Ion exchange membranes could provide a solution to the selective separation of organic and inorganic components in industrial wastewater. The phenomena governing the transport of organics through the IEM however, are not yet fully understood. Therefore, the transport of trace organic contaminants (TOrCs) as a model for a wide variety of organic compounds was studied under different conditions. It was found that in the absence of salt and external potential, the chemical equilibrium is the main driver for TOrC-transport, resulting in the transport of mainly charged TOrCs. When salt is present, the transport of TOrCs is hampered in favor of the NaCl transport, which shows a preferential interaction with the membranes due to its small size, high mobility and concentration. It is hypothesized that electrostatic interactions and electron donor/acceptor interactions are the main drivers for TOrC transport and that transport is mainly diffusion driven. This was confirmed in the experiments with different current densities, where the external potential seemed to have only a minor influence on the transport of TOrCs. It is only when the salt becomes nearly completely depleted that the TOrCs are transported as charge carriers.
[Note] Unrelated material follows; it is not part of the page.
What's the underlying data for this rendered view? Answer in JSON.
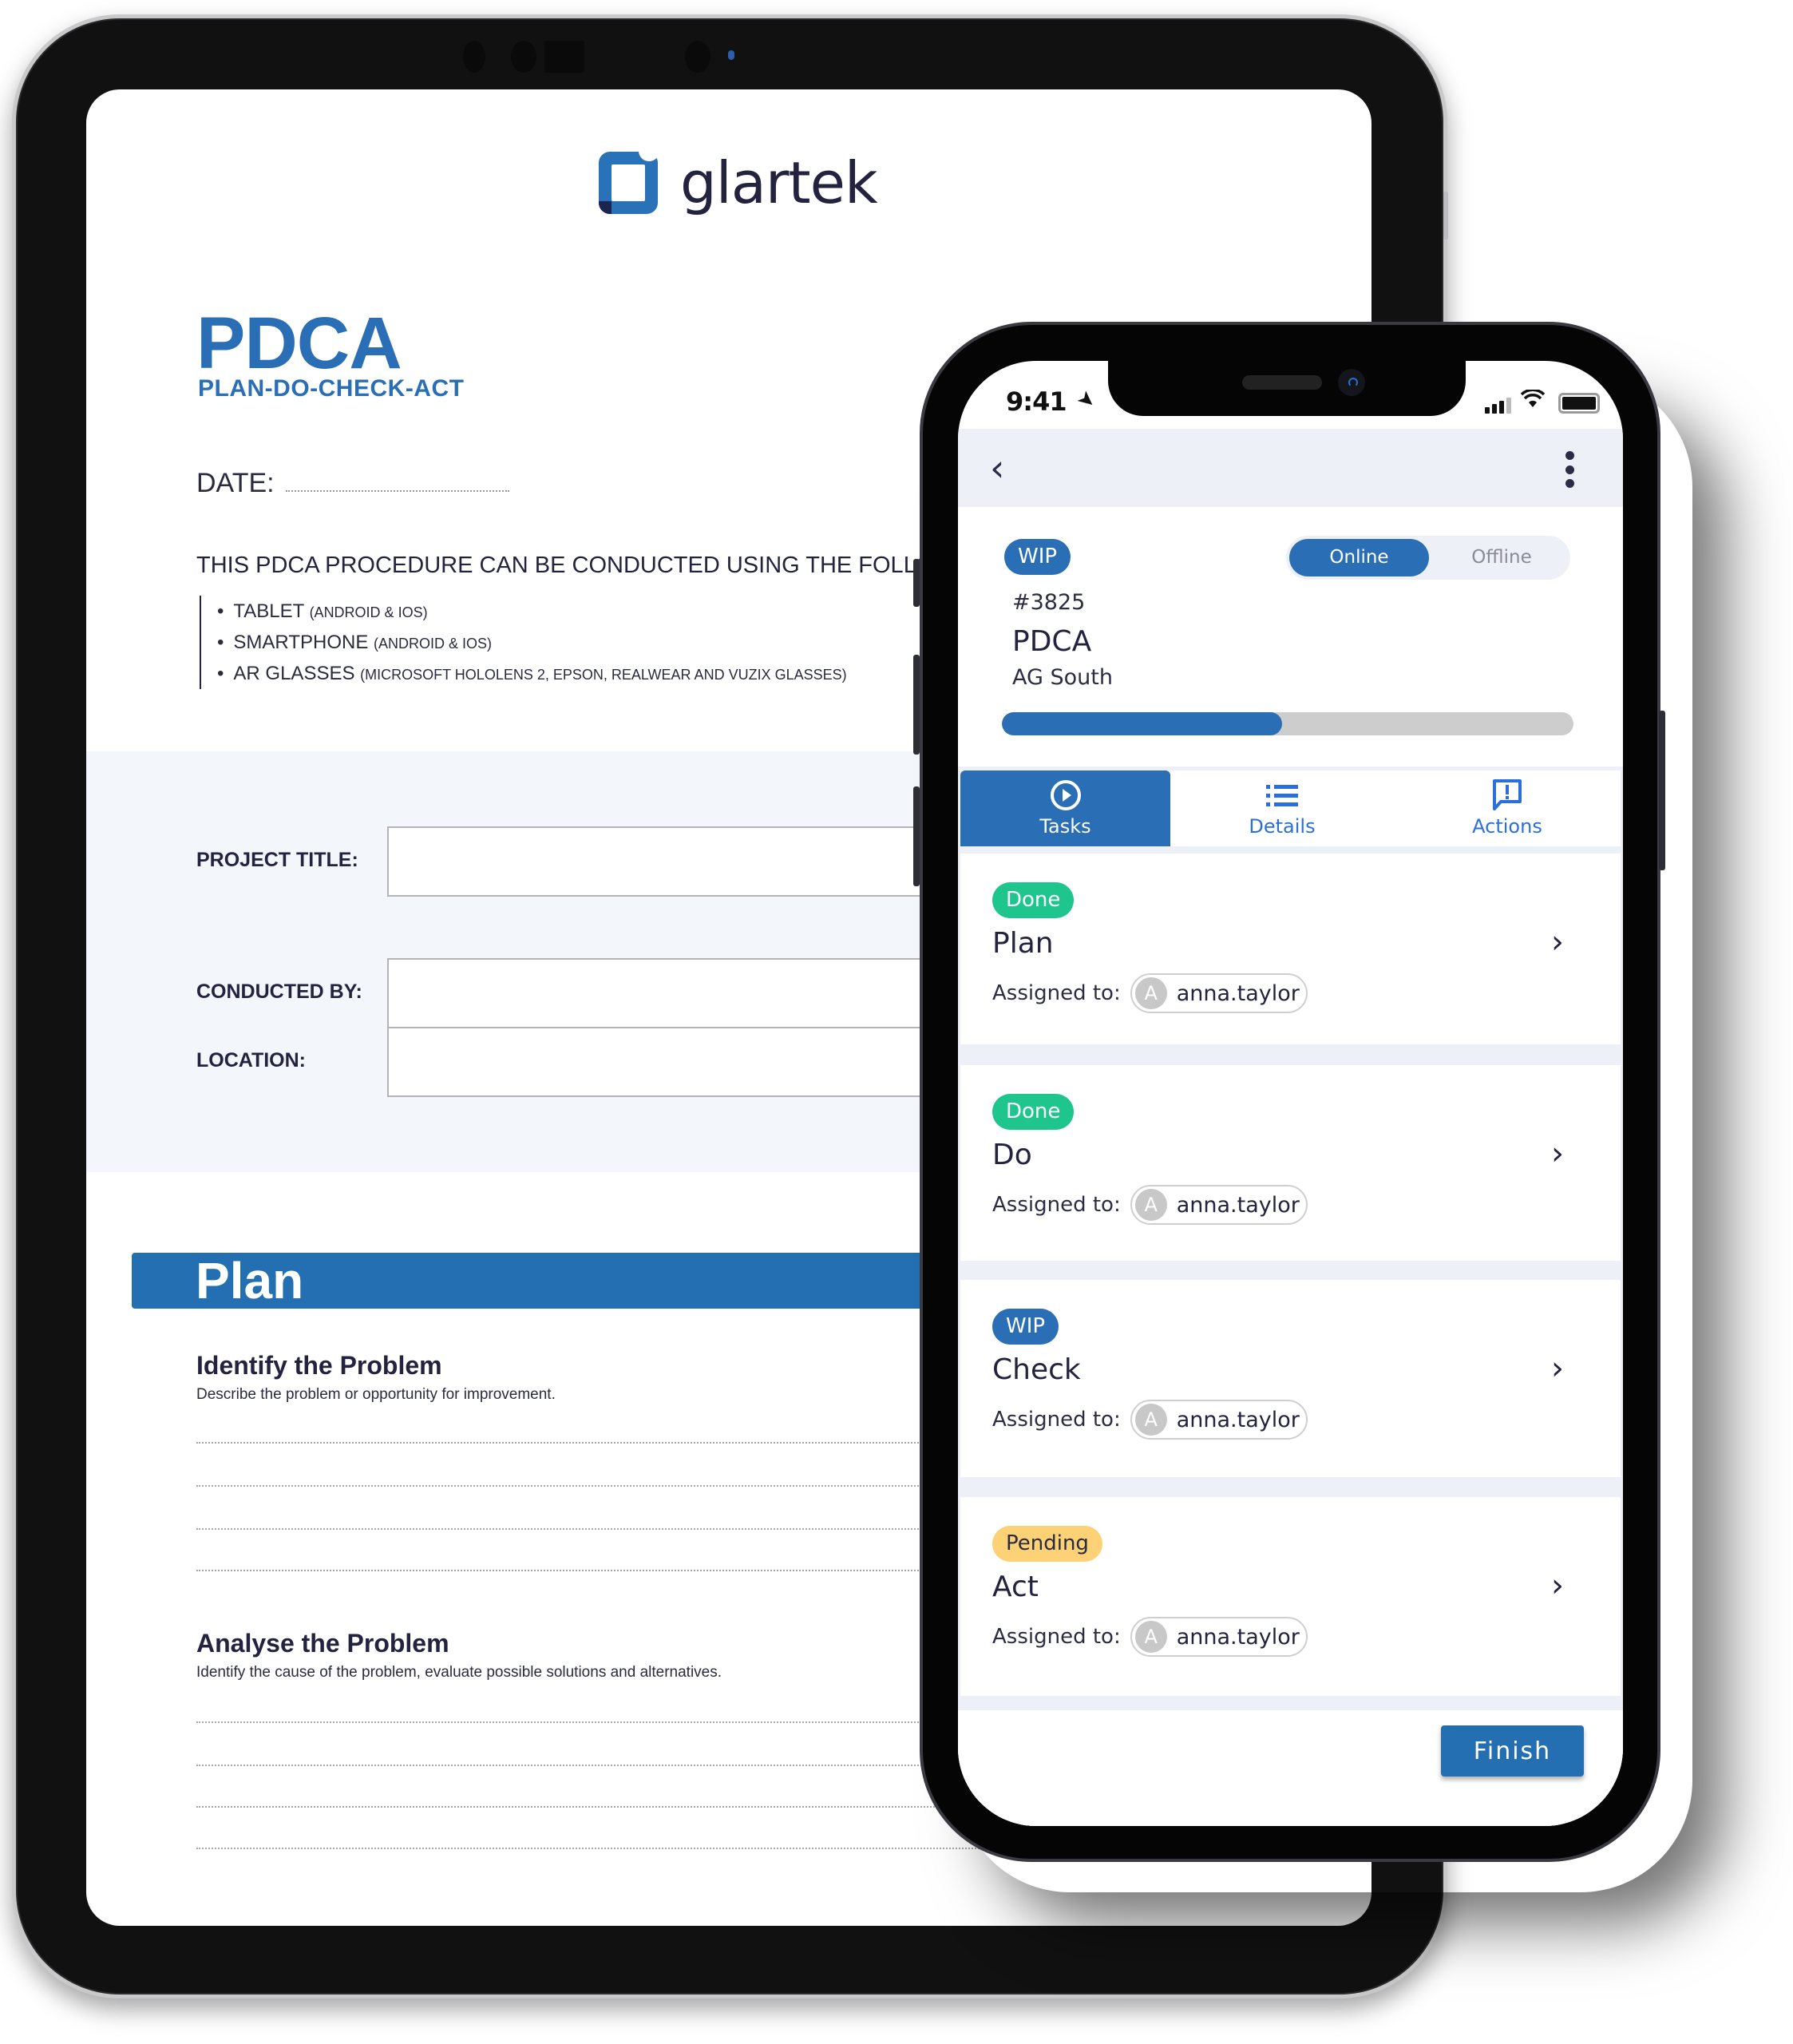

This shows that it is very difficult to get preferential transport of organic compounds due to the diffusive nature of their transport.